● **Brief**
Find the string "suppression" in the entries and copy each line that has it.

● **Data for review**
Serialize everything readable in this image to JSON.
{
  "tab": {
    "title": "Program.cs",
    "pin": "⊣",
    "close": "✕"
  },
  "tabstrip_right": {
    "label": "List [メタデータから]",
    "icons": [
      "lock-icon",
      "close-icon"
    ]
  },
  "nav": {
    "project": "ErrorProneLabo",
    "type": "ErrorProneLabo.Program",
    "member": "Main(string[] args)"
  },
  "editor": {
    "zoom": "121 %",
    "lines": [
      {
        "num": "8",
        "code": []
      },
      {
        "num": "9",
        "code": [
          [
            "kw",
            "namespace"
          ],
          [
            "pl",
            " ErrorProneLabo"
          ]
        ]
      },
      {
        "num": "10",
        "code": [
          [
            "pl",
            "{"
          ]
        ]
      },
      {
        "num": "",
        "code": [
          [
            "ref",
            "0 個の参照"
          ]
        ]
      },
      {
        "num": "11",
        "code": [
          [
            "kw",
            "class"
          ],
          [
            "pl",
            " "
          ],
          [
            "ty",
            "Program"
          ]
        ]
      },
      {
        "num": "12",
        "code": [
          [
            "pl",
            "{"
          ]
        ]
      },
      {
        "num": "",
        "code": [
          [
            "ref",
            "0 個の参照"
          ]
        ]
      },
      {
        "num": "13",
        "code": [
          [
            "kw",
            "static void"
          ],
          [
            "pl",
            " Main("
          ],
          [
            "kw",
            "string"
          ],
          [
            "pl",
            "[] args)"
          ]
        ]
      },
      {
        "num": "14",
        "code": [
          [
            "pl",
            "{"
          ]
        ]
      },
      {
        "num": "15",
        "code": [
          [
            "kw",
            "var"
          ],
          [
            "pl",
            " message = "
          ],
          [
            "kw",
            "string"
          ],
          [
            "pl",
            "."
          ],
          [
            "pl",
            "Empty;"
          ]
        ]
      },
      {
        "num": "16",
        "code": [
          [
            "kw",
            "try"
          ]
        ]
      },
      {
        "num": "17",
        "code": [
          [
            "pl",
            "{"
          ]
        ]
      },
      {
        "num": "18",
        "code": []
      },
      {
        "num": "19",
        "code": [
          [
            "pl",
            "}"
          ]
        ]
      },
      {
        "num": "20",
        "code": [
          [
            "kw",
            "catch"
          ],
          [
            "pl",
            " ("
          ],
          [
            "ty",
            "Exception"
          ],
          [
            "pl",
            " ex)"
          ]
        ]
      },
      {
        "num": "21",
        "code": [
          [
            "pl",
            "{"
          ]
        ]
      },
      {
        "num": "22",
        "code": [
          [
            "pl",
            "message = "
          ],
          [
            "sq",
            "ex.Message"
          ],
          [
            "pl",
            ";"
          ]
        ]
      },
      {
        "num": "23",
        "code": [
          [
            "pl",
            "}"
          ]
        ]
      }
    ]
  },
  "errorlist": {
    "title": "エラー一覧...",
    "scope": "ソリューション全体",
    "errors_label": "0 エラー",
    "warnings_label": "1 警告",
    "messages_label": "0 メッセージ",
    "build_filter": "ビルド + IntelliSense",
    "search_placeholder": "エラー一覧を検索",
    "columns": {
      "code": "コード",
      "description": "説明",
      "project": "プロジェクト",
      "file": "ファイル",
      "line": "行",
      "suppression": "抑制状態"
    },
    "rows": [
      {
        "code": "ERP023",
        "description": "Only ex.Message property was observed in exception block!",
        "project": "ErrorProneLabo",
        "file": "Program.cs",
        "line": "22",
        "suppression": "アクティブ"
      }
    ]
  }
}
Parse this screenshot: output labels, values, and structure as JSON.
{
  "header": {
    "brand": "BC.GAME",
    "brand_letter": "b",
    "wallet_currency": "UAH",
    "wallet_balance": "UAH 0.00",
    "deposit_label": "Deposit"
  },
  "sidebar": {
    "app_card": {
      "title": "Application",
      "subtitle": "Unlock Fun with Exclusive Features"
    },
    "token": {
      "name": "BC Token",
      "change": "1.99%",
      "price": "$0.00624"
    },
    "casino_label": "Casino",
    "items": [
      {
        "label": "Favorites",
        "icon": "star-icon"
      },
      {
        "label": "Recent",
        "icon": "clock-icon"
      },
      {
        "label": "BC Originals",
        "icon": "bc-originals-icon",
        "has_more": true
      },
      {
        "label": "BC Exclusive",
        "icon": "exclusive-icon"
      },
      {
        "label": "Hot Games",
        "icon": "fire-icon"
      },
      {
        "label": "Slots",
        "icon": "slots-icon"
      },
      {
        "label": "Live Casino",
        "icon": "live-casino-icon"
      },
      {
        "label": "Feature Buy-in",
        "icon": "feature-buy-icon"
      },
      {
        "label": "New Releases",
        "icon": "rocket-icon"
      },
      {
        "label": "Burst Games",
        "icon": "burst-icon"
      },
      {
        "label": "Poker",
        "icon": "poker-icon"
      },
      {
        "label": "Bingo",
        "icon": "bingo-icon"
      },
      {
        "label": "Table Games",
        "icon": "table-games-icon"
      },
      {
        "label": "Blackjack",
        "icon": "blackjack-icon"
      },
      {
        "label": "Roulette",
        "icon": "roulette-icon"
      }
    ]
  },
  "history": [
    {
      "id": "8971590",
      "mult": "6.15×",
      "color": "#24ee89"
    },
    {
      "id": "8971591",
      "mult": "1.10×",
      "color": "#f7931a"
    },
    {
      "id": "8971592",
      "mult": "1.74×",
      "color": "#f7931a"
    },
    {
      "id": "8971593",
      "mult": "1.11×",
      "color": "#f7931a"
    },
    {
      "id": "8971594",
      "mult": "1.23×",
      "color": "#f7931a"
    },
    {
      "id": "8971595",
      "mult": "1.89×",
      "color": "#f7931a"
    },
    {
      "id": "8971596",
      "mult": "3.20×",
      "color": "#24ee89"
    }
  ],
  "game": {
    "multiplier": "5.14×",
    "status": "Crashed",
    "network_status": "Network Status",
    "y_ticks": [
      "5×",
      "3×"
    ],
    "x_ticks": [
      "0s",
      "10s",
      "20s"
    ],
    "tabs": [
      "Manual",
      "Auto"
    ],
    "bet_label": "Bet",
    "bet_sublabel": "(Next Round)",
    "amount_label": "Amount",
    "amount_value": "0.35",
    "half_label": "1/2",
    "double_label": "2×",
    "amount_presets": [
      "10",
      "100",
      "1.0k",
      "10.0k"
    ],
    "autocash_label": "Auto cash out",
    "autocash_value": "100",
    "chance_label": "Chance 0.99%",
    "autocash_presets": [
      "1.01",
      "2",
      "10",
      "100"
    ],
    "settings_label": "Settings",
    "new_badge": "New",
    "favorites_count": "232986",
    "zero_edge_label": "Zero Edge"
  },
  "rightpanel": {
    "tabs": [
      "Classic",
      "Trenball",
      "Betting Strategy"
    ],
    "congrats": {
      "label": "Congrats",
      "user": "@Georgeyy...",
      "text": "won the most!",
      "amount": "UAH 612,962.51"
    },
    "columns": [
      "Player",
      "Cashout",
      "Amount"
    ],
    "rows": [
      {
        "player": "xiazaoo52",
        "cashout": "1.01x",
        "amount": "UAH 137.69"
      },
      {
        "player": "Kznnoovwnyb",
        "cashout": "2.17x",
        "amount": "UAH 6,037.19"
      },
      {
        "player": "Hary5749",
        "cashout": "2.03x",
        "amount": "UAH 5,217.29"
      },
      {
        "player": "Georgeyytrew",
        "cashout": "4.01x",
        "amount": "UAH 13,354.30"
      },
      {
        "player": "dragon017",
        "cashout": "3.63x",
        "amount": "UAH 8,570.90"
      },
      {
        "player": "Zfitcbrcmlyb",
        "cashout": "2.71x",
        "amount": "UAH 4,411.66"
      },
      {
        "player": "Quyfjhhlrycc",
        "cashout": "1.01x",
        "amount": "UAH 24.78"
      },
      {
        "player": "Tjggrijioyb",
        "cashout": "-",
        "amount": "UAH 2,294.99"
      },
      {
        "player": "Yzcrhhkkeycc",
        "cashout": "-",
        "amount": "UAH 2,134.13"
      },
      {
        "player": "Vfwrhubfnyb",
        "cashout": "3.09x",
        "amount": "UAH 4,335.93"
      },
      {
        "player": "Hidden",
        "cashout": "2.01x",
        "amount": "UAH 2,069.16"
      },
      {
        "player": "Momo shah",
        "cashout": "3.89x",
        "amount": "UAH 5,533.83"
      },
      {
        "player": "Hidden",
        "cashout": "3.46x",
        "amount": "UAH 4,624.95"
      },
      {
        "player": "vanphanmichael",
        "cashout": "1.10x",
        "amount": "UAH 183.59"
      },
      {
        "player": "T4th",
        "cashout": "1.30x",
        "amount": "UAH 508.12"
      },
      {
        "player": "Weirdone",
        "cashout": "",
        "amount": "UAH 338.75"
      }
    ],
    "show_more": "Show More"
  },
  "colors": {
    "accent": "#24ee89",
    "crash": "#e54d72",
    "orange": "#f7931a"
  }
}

● **Response box**
      "suppression": "抑制状態"
        "suppression": "アクティブ"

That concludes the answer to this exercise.